M. Iwata, and W. Liu, editors, Evolvable Systems: From Biology to Hardware, First International Conference, ICES 96, volume 1259 of LNCS, p406–422. Springer, Berlin, 1996. S. A. Kauﬀman. The Origins of Order. Oxford University Press, New York, 1993. M. Kimura. The neutral theory of molecular evolution. Cambridge University Press., 1983. M.-E. Marmion, C. Dhaenens, L. Jourdan, A. Liefooghe, and S. Verel. NILS: a Neutrality-based Iterated Local Search and its application to ﬂowshop scheduling. In European Conference on Evolutionary Computation in Combinatorial Optimisation (EvoCop’2011), LNCS. Springer-Verlag, 2011. M.-E. Marmion, C. Dhaenens, L. Jourdan, A. Liefooghe, and S. Verel. On the neutrality of ﬂowshop scheduling ﬁtness landscapes. In Learning and Intelligent OptimizatioN (LION 5), LNCS. Springer-Verlag, 2011. M. Newman and R. Engelhardt. Eﬀect of neutral selection on the evolution of molecular species. Proc. R. Soc. London B., 256:1333–1338, 1998. P. Smith, T.and Husbands, P. Layzell, and M. O’Shea. Fitness landscapes and evolvability. Evol. Comput., 10(1):1–34, 2002. T. M. C. Smith, P. Husbands, and M. O’Shea. Neutral networks in an evolutionary robotics search space. In

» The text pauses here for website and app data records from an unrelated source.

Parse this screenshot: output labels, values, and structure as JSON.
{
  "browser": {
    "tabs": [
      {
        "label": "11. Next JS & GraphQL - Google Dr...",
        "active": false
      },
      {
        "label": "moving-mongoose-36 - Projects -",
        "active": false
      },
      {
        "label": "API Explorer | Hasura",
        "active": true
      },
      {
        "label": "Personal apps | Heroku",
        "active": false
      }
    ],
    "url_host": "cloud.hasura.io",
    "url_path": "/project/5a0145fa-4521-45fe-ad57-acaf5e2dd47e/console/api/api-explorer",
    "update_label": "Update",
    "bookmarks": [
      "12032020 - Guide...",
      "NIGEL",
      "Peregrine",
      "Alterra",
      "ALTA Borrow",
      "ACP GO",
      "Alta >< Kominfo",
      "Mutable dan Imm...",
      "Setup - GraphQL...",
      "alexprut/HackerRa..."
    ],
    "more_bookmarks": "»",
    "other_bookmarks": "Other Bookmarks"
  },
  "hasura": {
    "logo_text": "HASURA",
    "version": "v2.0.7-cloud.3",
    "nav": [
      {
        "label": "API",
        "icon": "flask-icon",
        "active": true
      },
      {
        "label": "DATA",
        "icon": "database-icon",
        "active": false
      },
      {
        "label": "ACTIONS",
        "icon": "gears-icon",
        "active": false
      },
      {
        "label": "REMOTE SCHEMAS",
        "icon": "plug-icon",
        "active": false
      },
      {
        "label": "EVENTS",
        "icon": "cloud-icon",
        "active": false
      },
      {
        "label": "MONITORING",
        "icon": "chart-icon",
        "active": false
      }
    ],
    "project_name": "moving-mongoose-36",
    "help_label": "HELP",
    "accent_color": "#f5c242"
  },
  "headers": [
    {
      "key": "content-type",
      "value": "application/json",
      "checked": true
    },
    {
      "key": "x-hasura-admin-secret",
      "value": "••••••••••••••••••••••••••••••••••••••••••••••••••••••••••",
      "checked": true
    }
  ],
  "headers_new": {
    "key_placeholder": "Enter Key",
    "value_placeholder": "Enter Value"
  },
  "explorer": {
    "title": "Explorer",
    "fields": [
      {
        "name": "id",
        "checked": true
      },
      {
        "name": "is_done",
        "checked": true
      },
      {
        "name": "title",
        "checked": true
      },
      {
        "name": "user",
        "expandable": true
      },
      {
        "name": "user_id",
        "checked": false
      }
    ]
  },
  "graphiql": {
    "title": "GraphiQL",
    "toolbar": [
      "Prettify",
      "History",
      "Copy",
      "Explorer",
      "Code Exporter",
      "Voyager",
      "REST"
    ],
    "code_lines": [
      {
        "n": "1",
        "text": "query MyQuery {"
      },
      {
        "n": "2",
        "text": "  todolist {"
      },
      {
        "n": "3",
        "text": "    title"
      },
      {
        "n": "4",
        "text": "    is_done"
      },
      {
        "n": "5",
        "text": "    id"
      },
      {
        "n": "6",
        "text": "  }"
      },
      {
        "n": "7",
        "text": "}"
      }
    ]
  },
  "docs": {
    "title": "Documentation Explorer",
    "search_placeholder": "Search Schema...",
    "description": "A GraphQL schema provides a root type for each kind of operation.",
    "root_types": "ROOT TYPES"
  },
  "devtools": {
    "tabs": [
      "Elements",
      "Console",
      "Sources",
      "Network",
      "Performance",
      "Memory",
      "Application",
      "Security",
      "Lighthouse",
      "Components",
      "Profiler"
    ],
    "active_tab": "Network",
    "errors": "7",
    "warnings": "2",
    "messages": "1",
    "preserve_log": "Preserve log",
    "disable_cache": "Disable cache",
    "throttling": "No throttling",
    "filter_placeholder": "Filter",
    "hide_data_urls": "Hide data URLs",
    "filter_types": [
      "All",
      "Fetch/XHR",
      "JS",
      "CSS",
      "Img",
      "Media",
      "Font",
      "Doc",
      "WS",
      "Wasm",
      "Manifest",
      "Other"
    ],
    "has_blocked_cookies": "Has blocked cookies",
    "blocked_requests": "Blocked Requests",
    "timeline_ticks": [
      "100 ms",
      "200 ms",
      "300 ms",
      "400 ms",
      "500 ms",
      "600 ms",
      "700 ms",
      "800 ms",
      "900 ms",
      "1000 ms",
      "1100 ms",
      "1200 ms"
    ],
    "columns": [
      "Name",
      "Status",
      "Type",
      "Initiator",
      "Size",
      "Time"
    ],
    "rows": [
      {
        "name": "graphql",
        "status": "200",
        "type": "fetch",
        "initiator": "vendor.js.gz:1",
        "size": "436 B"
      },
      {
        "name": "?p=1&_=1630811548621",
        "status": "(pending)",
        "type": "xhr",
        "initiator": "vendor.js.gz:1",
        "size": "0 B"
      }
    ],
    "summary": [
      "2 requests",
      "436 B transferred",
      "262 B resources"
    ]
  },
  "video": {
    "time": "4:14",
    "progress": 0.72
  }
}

[18] [19]

[20]

[21]

[22]

[23] [24]

1986

Congress on Evolutionary Computation, CEC 2001, p136–145. IEEE Press, 2001. P. F. Stadler. Towards a theory of landscapes, volume 461, p78–163. Springer Berlin / Heidelberg, 1995. T. Stewart. Extrema selection: Accelerated evolution on neutral networks. In Congress on Evolutionary Computation CEC2001, p25–29. IEEE Press, 2001. D. Thierens. An adaptive pursuit strategy for allocating operator probabilities. In Conference on Genetic and evolutionary computation, GECCO ’05, p1539–1546, New York, NY, USA, 2005. ACM. V. K. Vassilev and J. F. Miller. The advantages of landscape neutrality in digital circuit evolution. In Springer, editor, 3rd International Conference on Evolvable Systems: From Biology to Hardware. LNCS., volume 1801, p252–263, 2000. S. V´erel, P. Collard, M. Tomassini, and L. Vanneschi. Fitness landscape of the cellular automata majority problem: view from the “Olympus”. Theor. Comp. Sci., 378:54–77, 2007. A. Wagner. Robustness and Evolvability in Living Systems. Princeton Uiversity Press, 2005. T. Yu and J. F. Miller. Neutrality and the evolvability of Boolean function landscapes. In Eurogp01, 4th European Conference on Genetic Programming, p204–217. Springer, Berlin, 2001.